Researchers from MIT and Hayward have developed software called ‘Sieve’ which can provide users the privilege of tracking encrypted personal data and better manage it in the cloud. The software could show significant implications for government searches of data such as in the Apple-FBI case, or for companies using personal data from fitness bands and other devices for marketing and other purposes.
According to the latest statement released by MIT, Sieve can make its users store personal data in encrypted form in the cloud. When the need for any application to search for specific items, like a name or address, arises, Sieve would send a request to the user, and, if granted, would receive a secret key to decrypt only those items kept in the cloud account of the user. Additionally, if the user wanted to revoke the application access, Sieve would re-encrypt the data with a new key.

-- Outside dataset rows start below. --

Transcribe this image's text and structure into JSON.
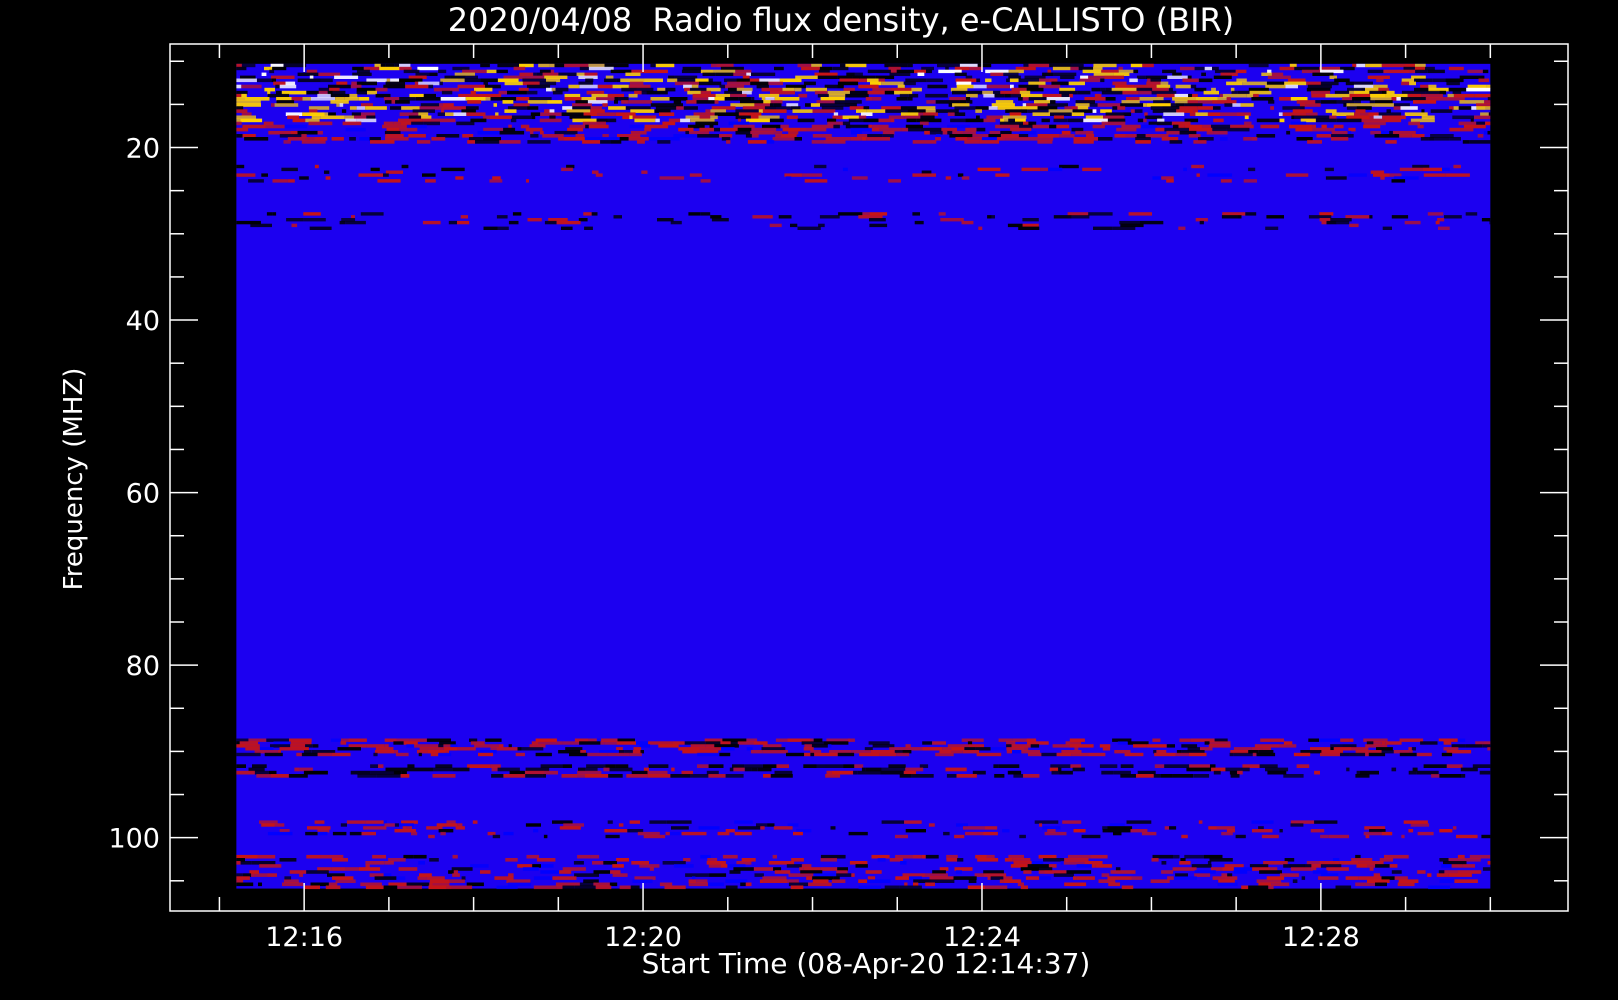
{
  "chart_data": {
    "type": "heatmap",
    "title": "2020/04/08  Radio flux density, e-CALLISTO (BIR)",
    "xlabel": "Start Time (08-Apr-20 12:14:37)",
    "ylabel": "Frequency (MHZ)",
    "x_axis": {
      "unit": "time",
      "range": [
        "12:14:25",
        "12:30:55"
      ],
      "data_range": [
        "12:15:12",
        "12:30:00"
      ],
      "major_ticks": [
        "12:16",
        "12:20",
        "12:24",
        "12:28"
      ],
      "minor_tick_step_minutes": 1
    },
    "y_axis": {
      "unit": "MHz",
      "inverted": true,
      "range": [
        8,
        108.5
      ],
      "data_range": [
        10.3,
        105.9
      ],
      "major_ticks": [
        20,
        40,
        60,
        80,
        100
      ],
      "minor_tick_step": 5
    },
    "colormap": "blue background with red-yellow-white emission",
    "colors": {
      "background": "#000000",
      "axes": "#ffffff",
      "baseline": "#1c00f0",
      "low": "#0000ff",
      "medium": "#c81414",
      "high": "#ffd000",
      "peak": "#ffffff",
      "dark": "#000000"
    },
    "bands": [
      {
        "freq": [
          10.3,
          12.0
        ],
        "intensity": "high",
        "coverage": 0.45
      },
      {
        "freq": [
          12.0,
          14.5
        ],
        "intensity": "high",
        "coverage": 0.6
      },
      {
        "freq": [
          14.5,
          17.0
        ],
        "intensity": "high",
        "coverage": 0.55
      },
      {
        "freq": [
          17.0,
          19.5
        ],
        "intensity": "medium",
        "coverage": 0.45
      },
      {
        "freq": [
          22.0,
          24.0
        ],
        "intensity": "medium",
        "coverage": 0.15
      },
      {
        "freq": [
          27.5,
          29.5
        ],
        "intensity": "dark",
        "coverage": 0.2
      },
      {
        "freq": [
          88.5,
          90.5
        ],
        "intensity": "medium",
        "coverage": 0.55
      },
      {
        "freq": [
          91.5,
          93.0
        ],
        "intensity": "dark",
        "coverage": 0.45
      },
      {
        "freq": [
          98.0,
          100.0
        ],
        "intensity": "medium",
        "coverage": 0.25
      },
      {
        "freq": [
          102.0,
          105.9
        ],
        "intensity": "medium",
        "coverage": 0.35
      }
    ]
  }
}
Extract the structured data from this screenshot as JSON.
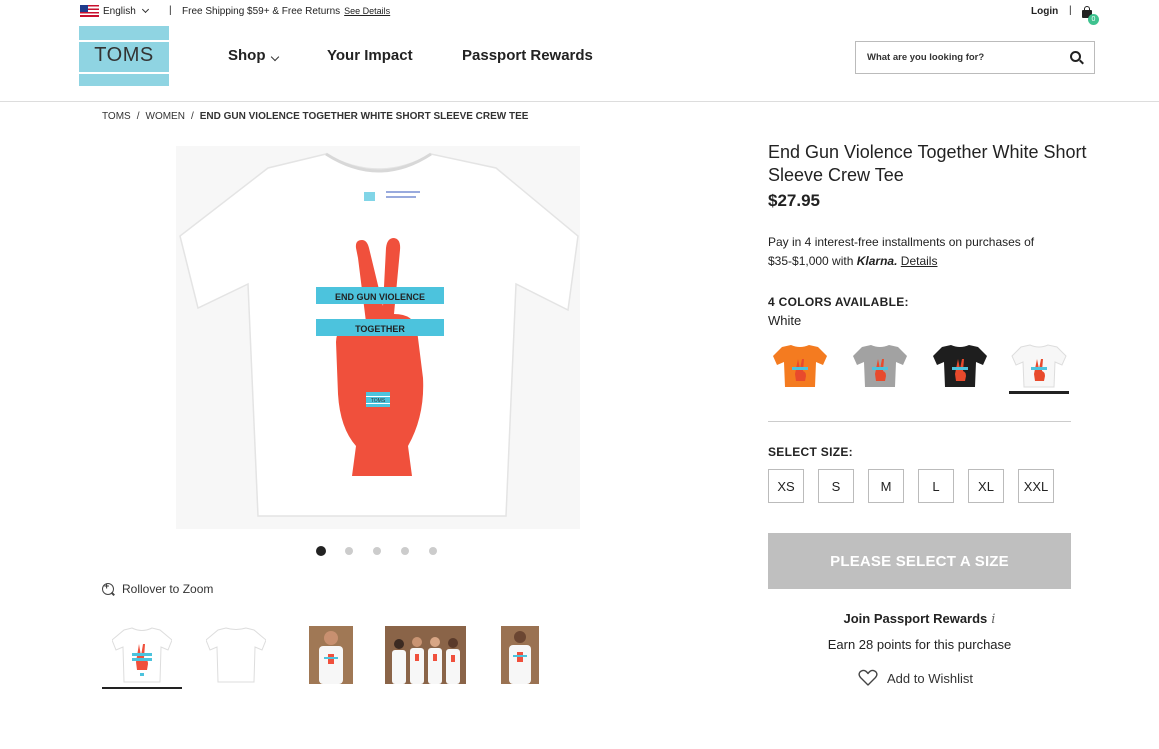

Sieve could also better protect a person’s data from a court-ordered warrant. It can help users signing up with a new insurance company to give the insurer a specific key to access a subset of the user’s personal data in the cloud. After the access is/was finished, the key would be changed to prevent future data access.